DETROIT — Toyota Motor Corp. said it’s still committed to passenger cars amid an industry swing to crossovers and sport-utility vehicles.
Cars comprise “an extremely important part of this business,” Bob Carter, an executive vice president of Toyota’s North American operations, said at a media reception in Detroit. “There are still over 4 million sedans sold in the U.S. You will see us committed to cars.”
A year ago, such a statement would have drawn a “meh” reaction. Toyota’s offerings include the Camry, the top-selling U.S. car.
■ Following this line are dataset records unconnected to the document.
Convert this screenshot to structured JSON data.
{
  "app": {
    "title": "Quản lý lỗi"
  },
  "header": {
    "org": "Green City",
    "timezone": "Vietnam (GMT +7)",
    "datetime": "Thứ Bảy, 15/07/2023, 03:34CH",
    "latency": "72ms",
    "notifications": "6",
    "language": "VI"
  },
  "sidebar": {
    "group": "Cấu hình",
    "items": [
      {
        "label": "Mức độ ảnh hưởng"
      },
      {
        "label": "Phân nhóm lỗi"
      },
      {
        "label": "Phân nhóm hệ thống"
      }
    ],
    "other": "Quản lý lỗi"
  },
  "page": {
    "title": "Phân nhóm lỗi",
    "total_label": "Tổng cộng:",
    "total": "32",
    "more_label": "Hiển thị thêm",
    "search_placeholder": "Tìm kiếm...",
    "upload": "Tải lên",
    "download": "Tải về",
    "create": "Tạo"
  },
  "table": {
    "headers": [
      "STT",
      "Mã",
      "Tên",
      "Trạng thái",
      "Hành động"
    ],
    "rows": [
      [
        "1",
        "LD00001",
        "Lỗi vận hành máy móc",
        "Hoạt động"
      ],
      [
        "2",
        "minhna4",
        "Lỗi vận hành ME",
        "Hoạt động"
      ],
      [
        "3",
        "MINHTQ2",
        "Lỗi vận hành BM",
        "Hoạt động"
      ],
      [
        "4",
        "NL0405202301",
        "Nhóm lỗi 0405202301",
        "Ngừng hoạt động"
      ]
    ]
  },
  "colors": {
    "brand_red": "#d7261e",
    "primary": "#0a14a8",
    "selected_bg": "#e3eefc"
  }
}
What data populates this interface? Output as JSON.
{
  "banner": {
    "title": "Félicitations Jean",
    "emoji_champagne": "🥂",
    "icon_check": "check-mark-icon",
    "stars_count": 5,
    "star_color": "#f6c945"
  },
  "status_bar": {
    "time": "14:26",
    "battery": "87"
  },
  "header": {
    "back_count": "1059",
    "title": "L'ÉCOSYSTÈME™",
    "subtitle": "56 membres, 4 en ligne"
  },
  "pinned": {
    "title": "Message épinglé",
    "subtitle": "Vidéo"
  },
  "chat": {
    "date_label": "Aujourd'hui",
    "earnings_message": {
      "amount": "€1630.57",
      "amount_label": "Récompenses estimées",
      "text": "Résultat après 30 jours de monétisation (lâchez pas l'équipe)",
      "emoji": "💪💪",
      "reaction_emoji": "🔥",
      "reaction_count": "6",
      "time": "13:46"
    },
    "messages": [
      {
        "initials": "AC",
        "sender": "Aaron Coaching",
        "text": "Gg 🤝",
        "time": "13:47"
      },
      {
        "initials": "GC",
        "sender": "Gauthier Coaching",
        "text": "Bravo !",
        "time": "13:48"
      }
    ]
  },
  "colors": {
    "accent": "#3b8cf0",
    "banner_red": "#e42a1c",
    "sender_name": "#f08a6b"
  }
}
In 2018, however, both Ford Motor Co. and General Motors Co. have said they’re mostly getting out of cars to concentrate on SUVs and crossovers. As 2018 draws to a close, it’s hard to find executives who speak kindly of the car market.
GM last month said three car-assembly plants in the U.S. and Canada won’t have models assigned to them by the end of 2019. Officially, those plants aren’t closed yet because that requires union negotiations. Still, GM signaled it wants out of sedans. The moves are part of a broader program of job cuts.
Ford CEO Jim Hackett, during an October conference call about third-quarter earnings, said traditional sedans “destroy value.” He said his company’s move to exit cars was the smart play.
Toyota’s Carter said his company isn’t ignoring customer preference changes.
“Clearly there’s no denying customer preference” changes “from cars to SUVs,” he said. “It’s a massive change we haven’t seen before.” Toyota, he said, is changing its production mix to make more crossovers and SUVs.
Carter also forecast a slight cooling of the U.S. light-vehicle market.
2018 should end with deliveries of between 17.1 million and 17.2 million, he said. That will be the fourth consecutive year over 17 million. In 2019, sales will total in a range of the “mid-to-upper 16s,” he said.